NFC provides the link between the physical world and the virtual world. When two devices are placed near each other, a virtual reaction occurs. Bluetooth and WiFi do not have this positioning facility.

In more technical terms, NFC defines the process by which two products communicate with each other. NFC is a derivative of RFID technology, which has a shorter action distance (10cm in theory, ~4 cm in reality) which uses low speeds (106-414 kbps) and a low friction installation (no discovery and no pairing), which then enables two devices to communicate automatically when they are near each other.

More information about NFC

NFC uses passive (no power supply!) and random non-powered mechanisms: tags or stickers, sometimes called transponders or labels, all of which are on sale on this site. NFC tags are essentially "targets", which "want" to be touched by devices such as NFC Smartphones. These tags may contain data that provides you with access to information, applications or services.

NFC appears in many telephones, such as Apple, Nokia, HTC, Samsung, RIM (Blackberry). 600 million telephones with NFC technology are forecast to be sold by 2018.


What can NFC be used for?

The main use which people think of is payment. Contactless bank cards are becoming increasingly common and an NFC telephone may act like one. This means that when you are in a shop and you are ready to pay, rather than take out your standard credit card you can put your telephone near the "reader" and make your payment.

The second use which is frequently mentioned after payment is secure access control. Many offices and public spaces have contactless readers which keep doors locked and authorised people may use an access card to open the door. Once again, NFC telephones can act like access cards and open doors for you, when of course they are placed in the reader's NFC field (F NFC).

What are NFC Tags?

In technological terms, they are a type of RFID chip.

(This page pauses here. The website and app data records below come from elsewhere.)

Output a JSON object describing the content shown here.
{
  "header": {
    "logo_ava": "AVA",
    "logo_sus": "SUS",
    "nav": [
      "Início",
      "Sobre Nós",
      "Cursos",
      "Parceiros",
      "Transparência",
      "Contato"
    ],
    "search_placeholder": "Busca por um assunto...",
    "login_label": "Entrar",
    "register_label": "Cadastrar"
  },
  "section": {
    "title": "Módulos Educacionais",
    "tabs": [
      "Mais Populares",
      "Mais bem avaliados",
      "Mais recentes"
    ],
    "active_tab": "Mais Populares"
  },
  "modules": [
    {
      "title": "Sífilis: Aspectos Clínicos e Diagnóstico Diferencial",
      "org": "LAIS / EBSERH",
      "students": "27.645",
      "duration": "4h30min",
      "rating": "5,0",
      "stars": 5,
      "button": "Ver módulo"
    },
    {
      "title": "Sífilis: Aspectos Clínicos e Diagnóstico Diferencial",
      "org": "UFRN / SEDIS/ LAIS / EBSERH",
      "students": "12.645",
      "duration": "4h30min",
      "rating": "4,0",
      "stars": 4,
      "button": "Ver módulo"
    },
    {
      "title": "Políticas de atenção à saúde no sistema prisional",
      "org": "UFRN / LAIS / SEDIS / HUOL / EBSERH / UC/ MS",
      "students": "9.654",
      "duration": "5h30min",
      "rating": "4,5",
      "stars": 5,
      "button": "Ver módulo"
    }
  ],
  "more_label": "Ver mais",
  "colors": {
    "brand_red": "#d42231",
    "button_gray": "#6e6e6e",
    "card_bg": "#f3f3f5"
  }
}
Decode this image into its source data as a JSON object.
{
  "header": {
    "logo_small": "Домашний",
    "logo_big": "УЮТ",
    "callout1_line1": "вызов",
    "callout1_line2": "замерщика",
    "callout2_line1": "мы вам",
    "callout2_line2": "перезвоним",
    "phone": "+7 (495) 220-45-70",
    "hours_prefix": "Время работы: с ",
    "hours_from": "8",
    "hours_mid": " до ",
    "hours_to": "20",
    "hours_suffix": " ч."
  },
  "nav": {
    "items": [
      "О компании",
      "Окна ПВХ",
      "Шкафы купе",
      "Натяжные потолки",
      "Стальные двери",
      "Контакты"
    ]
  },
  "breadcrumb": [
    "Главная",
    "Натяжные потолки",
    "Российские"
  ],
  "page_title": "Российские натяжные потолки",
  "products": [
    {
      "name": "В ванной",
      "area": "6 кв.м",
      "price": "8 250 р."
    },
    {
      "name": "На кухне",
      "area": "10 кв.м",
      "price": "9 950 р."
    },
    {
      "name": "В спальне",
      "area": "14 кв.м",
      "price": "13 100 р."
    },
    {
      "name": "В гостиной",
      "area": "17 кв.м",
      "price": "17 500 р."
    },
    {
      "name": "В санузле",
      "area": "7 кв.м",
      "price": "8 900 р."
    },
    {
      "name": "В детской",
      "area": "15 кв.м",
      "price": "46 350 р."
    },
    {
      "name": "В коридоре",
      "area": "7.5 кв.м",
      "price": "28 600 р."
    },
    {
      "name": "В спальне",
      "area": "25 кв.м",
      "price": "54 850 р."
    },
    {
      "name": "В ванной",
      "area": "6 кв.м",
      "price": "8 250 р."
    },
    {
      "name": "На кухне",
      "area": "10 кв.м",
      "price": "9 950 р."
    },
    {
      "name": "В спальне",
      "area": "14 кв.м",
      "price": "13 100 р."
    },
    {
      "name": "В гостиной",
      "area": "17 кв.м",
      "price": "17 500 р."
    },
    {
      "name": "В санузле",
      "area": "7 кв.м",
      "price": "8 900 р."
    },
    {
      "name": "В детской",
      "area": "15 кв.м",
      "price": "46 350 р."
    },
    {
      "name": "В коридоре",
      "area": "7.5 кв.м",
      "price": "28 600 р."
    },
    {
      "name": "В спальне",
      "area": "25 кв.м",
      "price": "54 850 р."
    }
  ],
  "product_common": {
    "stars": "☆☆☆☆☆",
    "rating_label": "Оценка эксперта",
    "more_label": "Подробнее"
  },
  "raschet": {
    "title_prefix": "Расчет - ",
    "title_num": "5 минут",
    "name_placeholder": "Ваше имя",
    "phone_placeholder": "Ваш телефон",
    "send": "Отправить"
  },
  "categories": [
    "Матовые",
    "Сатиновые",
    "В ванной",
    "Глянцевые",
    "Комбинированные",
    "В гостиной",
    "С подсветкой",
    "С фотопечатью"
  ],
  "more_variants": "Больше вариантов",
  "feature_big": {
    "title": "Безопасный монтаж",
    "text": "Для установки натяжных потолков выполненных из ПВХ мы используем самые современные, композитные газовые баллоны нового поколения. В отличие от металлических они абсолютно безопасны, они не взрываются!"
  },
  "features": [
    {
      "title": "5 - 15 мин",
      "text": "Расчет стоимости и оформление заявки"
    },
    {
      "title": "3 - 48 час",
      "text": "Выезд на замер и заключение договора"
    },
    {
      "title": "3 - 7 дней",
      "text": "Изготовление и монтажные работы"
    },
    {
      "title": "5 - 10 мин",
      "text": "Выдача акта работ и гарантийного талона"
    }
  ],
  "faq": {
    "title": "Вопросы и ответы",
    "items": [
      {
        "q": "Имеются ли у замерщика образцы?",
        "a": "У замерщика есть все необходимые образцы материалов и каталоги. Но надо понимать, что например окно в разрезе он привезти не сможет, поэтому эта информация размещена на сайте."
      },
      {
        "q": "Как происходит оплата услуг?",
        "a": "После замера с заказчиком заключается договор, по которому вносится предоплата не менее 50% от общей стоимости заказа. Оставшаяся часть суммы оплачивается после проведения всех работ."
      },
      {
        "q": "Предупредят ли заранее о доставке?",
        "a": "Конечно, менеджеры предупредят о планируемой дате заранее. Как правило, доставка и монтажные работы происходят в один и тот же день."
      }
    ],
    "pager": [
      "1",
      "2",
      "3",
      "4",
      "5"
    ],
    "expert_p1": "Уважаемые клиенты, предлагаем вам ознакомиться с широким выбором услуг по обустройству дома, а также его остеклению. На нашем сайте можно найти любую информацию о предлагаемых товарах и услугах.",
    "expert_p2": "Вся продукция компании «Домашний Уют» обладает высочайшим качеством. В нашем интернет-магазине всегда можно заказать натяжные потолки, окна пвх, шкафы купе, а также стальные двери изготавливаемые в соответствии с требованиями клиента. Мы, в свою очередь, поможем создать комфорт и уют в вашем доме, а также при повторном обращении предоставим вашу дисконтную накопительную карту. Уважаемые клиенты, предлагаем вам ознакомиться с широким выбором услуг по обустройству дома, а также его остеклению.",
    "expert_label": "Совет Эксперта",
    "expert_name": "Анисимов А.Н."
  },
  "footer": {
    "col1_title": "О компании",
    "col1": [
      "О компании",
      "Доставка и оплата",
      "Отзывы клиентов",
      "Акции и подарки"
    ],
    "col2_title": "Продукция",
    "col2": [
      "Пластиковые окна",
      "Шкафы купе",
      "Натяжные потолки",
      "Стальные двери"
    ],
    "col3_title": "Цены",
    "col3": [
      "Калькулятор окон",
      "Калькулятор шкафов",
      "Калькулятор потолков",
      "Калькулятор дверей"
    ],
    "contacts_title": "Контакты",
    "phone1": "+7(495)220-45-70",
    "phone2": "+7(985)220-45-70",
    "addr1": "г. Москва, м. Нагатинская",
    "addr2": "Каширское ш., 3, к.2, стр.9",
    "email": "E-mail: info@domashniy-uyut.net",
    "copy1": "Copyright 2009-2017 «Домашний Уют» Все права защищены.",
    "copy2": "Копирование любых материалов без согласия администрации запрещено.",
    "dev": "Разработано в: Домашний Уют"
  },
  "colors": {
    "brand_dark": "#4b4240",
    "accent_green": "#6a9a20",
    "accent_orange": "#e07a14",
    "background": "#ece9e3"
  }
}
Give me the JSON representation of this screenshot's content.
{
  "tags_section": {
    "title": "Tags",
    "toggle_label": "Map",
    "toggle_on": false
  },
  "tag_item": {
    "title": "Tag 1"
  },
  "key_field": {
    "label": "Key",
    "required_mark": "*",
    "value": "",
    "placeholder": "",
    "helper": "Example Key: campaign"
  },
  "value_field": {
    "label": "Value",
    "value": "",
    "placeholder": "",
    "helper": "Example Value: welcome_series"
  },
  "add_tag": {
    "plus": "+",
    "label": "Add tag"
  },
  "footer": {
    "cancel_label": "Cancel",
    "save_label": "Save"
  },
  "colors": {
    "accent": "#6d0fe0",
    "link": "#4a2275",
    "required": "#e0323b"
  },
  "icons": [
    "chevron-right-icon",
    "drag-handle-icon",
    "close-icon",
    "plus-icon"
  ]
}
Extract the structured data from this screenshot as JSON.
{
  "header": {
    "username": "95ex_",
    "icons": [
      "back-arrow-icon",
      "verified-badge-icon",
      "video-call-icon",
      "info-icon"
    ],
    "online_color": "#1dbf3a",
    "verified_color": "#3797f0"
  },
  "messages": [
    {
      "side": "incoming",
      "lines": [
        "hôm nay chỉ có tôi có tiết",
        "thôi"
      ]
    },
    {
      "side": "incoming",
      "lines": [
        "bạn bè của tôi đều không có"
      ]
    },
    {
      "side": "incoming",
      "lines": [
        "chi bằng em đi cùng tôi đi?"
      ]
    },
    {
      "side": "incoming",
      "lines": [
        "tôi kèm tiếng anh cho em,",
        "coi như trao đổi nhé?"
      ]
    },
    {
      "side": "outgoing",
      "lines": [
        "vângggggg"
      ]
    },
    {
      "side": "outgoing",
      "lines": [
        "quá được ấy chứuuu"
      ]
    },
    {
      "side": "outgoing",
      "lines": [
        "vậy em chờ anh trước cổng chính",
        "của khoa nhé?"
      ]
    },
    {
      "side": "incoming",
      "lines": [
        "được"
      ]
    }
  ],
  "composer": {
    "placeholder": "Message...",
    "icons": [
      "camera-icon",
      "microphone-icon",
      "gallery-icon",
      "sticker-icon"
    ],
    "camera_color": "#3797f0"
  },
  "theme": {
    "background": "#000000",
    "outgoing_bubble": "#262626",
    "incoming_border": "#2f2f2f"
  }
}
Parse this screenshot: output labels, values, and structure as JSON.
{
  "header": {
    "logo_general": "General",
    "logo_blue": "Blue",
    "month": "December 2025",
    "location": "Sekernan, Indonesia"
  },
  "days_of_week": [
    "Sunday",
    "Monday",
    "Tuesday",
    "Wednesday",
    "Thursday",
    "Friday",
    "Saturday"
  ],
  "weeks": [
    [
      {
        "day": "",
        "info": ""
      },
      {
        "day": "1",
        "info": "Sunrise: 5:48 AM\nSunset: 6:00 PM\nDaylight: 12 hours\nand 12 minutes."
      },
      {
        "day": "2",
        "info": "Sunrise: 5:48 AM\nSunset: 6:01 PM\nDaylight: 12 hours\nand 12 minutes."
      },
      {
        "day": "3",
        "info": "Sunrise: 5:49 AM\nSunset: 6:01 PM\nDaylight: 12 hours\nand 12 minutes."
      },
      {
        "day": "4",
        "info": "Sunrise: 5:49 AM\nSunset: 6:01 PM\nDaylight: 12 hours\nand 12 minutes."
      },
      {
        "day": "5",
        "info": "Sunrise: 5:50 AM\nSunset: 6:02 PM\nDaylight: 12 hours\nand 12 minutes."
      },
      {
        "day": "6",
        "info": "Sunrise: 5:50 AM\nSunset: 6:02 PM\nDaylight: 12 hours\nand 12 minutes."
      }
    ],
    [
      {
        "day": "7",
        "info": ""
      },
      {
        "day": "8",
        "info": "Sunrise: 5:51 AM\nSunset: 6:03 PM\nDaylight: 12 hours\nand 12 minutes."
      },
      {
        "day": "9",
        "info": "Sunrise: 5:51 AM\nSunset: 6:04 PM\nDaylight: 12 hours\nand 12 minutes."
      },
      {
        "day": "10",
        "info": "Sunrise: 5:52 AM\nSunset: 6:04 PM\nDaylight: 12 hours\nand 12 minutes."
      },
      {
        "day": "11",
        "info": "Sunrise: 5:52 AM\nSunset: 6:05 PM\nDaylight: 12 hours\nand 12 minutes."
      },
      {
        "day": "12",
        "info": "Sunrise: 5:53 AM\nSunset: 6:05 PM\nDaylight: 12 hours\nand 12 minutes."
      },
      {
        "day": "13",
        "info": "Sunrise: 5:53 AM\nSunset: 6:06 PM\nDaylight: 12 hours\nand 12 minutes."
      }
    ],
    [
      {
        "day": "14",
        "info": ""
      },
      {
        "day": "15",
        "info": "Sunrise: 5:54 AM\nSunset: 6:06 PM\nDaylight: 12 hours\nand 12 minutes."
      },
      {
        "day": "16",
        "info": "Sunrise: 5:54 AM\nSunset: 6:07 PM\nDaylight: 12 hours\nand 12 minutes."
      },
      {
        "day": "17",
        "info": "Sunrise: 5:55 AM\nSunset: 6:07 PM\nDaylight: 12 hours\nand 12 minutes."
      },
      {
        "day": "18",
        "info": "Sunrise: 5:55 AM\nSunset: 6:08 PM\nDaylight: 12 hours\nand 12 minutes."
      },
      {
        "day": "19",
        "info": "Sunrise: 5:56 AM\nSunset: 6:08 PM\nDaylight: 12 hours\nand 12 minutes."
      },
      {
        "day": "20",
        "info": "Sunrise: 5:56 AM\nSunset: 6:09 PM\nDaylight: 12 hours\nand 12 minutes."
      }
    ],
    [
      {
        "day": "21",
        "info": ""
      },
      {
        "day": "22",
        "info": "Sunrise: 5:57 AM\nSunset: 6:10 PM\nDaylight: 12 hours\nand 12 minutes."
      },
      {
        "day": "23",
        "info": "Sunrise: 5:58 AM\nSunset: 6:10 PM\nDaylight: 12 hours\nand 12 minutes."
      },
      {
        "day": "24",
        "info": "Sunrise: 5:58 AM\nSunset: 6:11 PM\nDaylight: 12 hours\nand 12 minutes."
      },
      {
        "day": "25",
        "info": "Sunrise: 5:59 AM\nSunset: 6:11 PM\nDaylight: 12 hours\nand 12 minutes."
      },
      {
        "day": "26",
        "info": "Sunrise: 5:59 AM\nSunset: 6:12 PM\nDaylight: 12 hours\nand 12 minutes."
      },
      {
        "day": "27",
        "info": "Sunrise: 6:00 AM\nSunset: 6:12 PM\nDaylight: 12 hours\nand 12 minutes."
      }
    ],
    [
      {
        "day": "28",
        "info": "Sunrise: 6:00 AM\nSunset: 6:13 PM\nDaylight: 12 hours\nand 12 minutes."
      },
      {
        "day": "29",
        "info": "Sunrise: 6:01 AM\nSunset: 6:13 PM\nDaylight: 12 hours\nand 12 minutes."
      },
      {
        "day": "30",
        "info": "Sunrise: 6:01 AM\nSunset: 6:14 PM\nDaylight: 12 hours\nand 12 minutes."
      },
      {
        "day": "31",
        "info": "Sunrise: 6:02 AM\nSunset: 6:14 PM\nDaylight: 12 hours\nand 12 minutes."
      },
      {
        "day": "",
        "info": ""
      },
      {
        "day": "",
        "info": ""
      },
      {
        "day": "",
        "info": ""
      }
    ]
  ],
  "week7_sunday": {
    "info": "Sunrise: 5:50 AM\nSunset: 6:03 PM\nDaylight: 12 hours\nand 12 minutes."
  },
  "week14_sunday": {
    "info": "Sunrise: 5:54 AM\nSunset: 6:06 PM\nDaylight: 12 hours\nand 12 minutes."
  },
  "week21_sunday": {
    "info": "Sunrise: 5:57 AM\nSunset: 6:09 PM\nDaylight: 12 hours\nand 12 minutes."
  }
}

They are designed to be used with an NFC Smartphone.

A Tag features three main parts: the chip, the antenna and the paper or vinyl sticker. NFC Tags tend to be self-adhesive, but don't really need to be. However, in our explanation we will start from the principle that they are.

The antenna captures the radio energy formed by the mobile telephone when it passes near the tag. This energy feeds the chip, which will receive enough power to start up and so be able to have a brief "conversation" with the mobile phone. The "thing" which makes NFC technology so special is that this communication uses the same radio waves as the chip's power so that everything can be done in one movement. In this way, it generally takes less than a second to read an NFC tag.

The antenna and the chip are "sandwiched" between two layers: one paper or vinyl layer with the graphics printed according to the consumer's desires and the other layer with the adhesive part of the sticker. This enables the NFC tag to be affixed to an appropriate location and the graphic enables users to identify the tags to be able to use them.

When the Tag is read as described above, the Tag data is then available for the phone and different processing options are possible. This can range from opening a web page to an automatic phone call or sending an SMS. This simplicity is obtained thanks to the standardisation of the NFC or NDEF coding format, as defined by the NFC Forum.

At the same time as NDEF, there are Tag type standards which define the different types of makes and the communication specifics of each one. All of this provides us with very simple mechanisms to read and write tags (writing is the same process but in reverse).

How are NFC tags different from RFID?

RFID is a general term which covers several types of chips and antennas. The radio frequencies, the reading distance and the chip data coding methods may vary hugely. NFC Tags are very well defined and specified by the NFC Forum, but are considered as a particular form of RFID specifications which enable them to be used in an open context.